In contrast to just about every neighborhood in the greater Boston area, Chinatown has so far been virtually immune from the constant openings and closings that are hallmarks of other neighborhoods.  Despite the fact both commercial and residential rent has skyrocketed over the past five years, little has changed in the restaurant culture. You won’t find a food hall or a tap room scene on Kneeland St, and that’s hopefully not going to change anytime soon. Most long-running favorites (and you know perfectly well that to name any names names is a capital offense) have remained standing for decades for a very good reason; they’re your favorites, you know exactly where they are, you know exactly what you’re going to order and you know perfectly well they won’t shutter unless the owners die or… well, let’s just not get into it.

Which is why you should be shedding a tear for the closing of New Dong Khanh.

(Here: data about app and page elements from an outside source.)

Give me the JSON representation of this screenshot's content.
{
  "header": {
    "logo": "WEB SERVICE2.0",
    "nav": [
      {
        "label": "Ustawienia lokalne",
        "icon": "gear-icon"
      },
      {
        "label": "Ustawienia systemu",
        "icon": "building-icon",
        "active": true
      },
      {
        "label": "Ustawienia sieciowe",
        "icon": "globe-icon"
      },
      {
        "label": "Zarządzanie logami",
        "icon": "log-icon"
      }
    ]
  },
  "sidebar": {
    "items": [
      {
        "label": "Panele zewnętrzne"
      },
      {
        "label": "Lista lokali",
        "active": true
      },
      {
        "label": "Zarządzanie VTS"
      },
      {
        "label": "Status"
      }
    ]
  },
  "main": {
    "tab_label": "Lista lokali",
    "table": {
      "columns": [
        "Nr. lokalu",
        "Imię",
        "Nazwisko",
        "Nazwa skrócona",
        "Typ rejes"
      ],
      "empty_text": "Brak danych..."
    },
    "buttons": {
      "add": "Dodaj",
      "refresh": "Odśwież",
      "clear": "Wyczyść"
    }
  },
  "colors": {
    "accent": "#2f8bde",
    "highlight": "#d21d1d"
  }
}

“We would like to officially announce that after 32 years, we will be closing our doors. Our last day will be August 4th,” the restaurant shared during a recent Facebook post. “The rumors you have been hearing are true. It is bittersweet but we are very thankful knowing we have served generations after generations the wonderful food our parents started 32 years ago in a small tight cramp[ed] space and a kitchen that barely fit 3 people inside.”

While Chinatown has played host to a sizable Vietnamese community for decades, New Dong Khanh may very well lay claim to being the first Vietnamese restaurant in the neighborhood. Keeping in mind that Vietnamese immigrants and refugees didn’t start arriving in Boston until the late 1970s, it may be fair to say it was one of the first in the city altogether. Never mind the fact that you can still hear first-timers pronouncing ‘pho’ as ‘foe’ (and yes, I’ve also done it); in 1987, American palates still viewed orange beef as exotic.

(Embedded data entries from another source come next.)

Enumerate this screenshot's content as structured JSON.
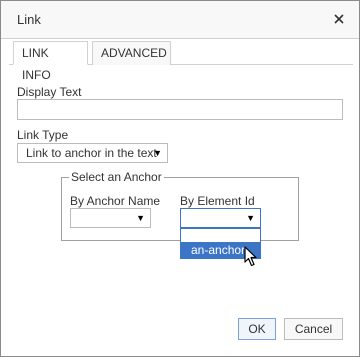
{
  "dialog": {
    "title": "Link",
    "close_glyph": "×"
  },
  "tabs": [
    {
      "label": "LINK INFO",
      "active": true
    },
    {
      "label": "ADVANCED",
      "active": false
    }
  ],
  "display_text": {
    "label": "Display Text",
    "value": ""
  },
  "link_type": {
    "label": "Link Type",
    "selected": "Link to anchor in the text"
  },
  "anchor_group": {
    "legend": "Select an Anchor",
    "by_name_label": "By Anchor Name",
    "by_name_selected": "",
    "by_id_label": "By Element Id",
    "by_id_selected": "",
    "dropdown_options": [
      "",
      "an-anchor"
    ],
    "highlighted_option": "an-anchor"
  },
  "buttons": {
    "ok": "OK",
    "cancel": "Cancel"
  },
  "colors": {
    "accent": "#3c74c6",
    "border": "#bcbcbc",
    "titlebar": "#f8f8f8"
  },
  "icons": {
    "close": "close-icon",
    "dropdown_arrow": "caret-down-icon",
    "cursor": "mouse-pointer-icon"
  }
}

But New Dong Khanh wasn’t, and isn’t, just pho. Not by a long shot. The banh cuon meat rolls. The chao tom. The pork chops served just about any style imaginable. Couldn’t pronounce it? You ordered it anyways. Because, as contrived, mawkish and tawdry as this may sound, you literally tasted the care, affection and devotion that Tam Luu put into every single dish—even if you haven’t eaten there in over four years. And while you might feel that way about your own preferred Chinatown haunts, but that devotion was as palpable and unmistakable a presence as the smell of lemongrass; or realizing you only have twenty minutes until they close.

“The business expanded over the decades, but the love behind the food never changed, the post continued. “All the wonderful food our customers enjoyed are all created by one woman; our mom, the heart and soul of the restaurant. Many of you recognize this small but big in stature woman who walks around with her loud voice, but sharing her gracious smile and the stories behind the food she so love seeing her customers enjoy. It was a hard decision, but it was the right time.”

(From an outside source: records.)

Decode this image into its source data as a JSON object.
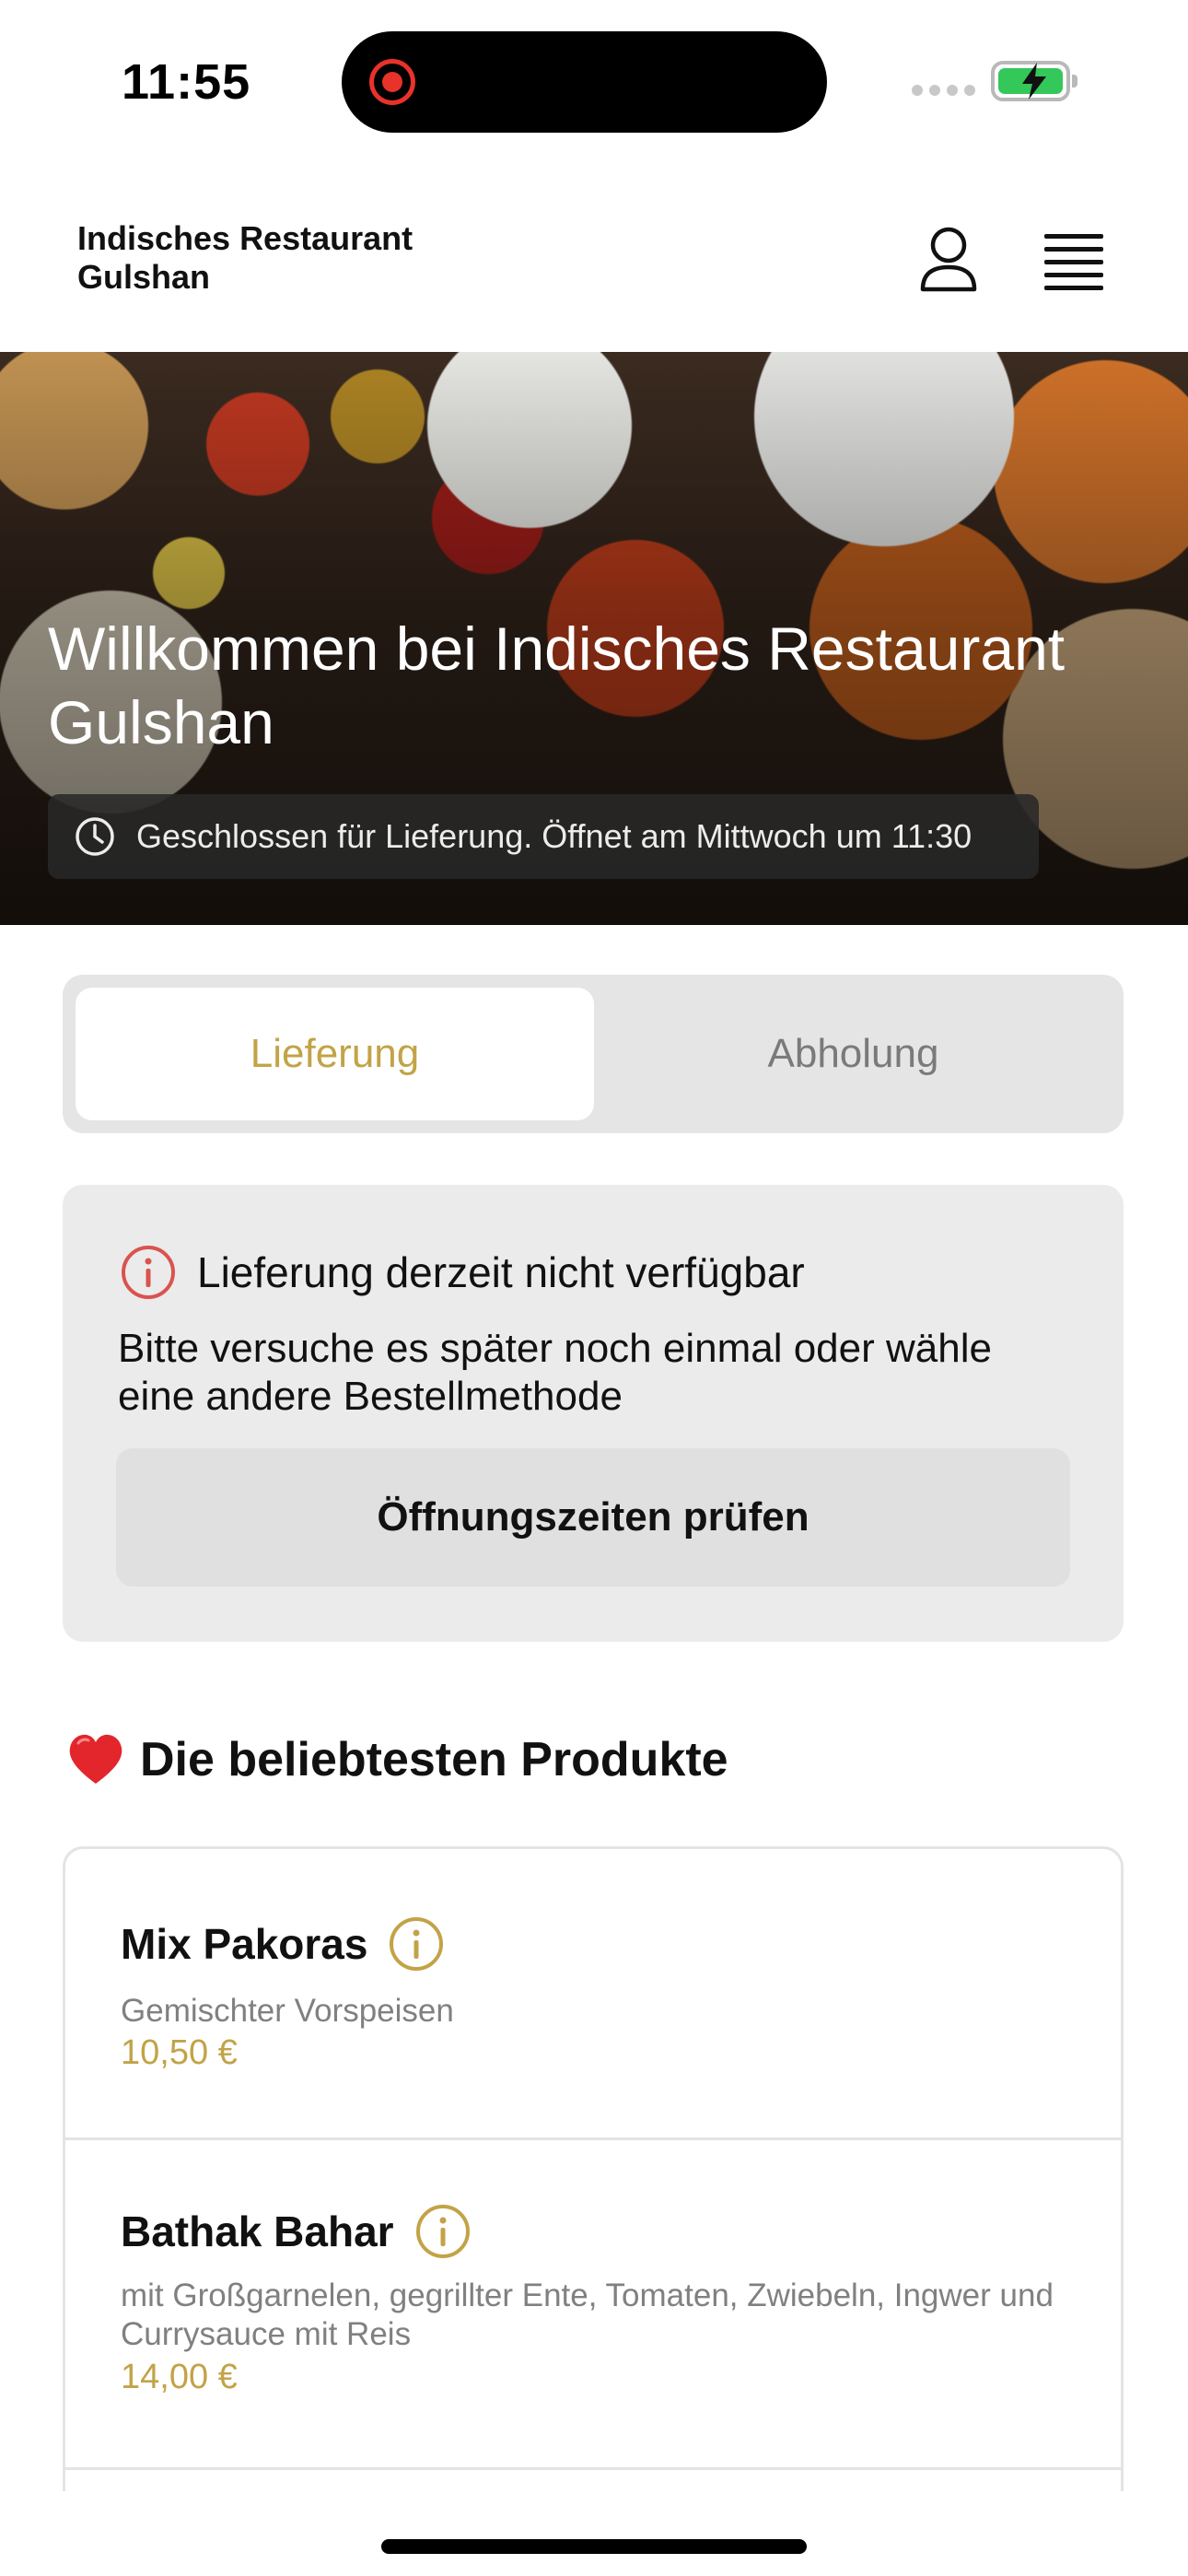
{
  "status_bar": {
    "time": "11:55"
  },
  "header": {
    "brand_line1": "Indisches Restaurant",
    "brand_line2": "Gulshan",
    "account_icon": "user-icon",
    "menu_icon": "hamburger-menu-icon"
  },
  "hero": {
    "title_line1": "Willkommen bei Indisches Restaurant",
    "title_line2": "Gulshan",
    "notice_icon": "clock-icon",
    "notice": "Geschlossen für Lieferung. Öffnet am Mittwoch um 11:30"
  },
  "order_mode": {
    "tabs": [
      {
        "label": "Lieferung",
        "selected": true
      },
      {
        "label": "Abholung",
        "selected": false
      }
    ]
  },
  "alert": {
    "icon": "info-circle-icon",
    "title": "Lieferung derzeit nicht verfügbar",
    "body": "Bitte versuche es später noch einmal oder wähle eine andere Bestellmethode",
    "button_label": "Öffnungszeiten prüfen"
  },
  "popular": {
    "heading": "Die beliebtesten Produkte",
    "heading_icon": "heart-icon",
    "products": [
      {
        "name": "Mix Pakoras",
        "description": "Gemischter Vorspeisen",
        "price": "10,50 €"
      },
      {
        "name": "Bathak Bahar",
        "description": "mit Großgarnelen, gegrillter Ente, Tomaten, Zwiebeln, Ingwer und Currysauce mit Reis",
        "price": "14,00 €"
      }
    ]
  },
  "colors": {
    "accent_gold": "#c2a347",
    "alert_red": "#d9534f",
    "card_gray": "#ebebeb"
  }
}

But is it really so hard to say goodbye to yesterday?

“Lastly, I want to share that this is not the end, but just the beginning. We will be back soon. Follow us on Facebook or Instagram @NewDongKhanh. We hope you will continue to support us. See you for now.”

We hope so, New Dong Khanh. We truly do.

New Dong Khanh is located at 83 Harrison Ave in Boston and is open daily from 9:00 am - 10:30 pm. For more information, visit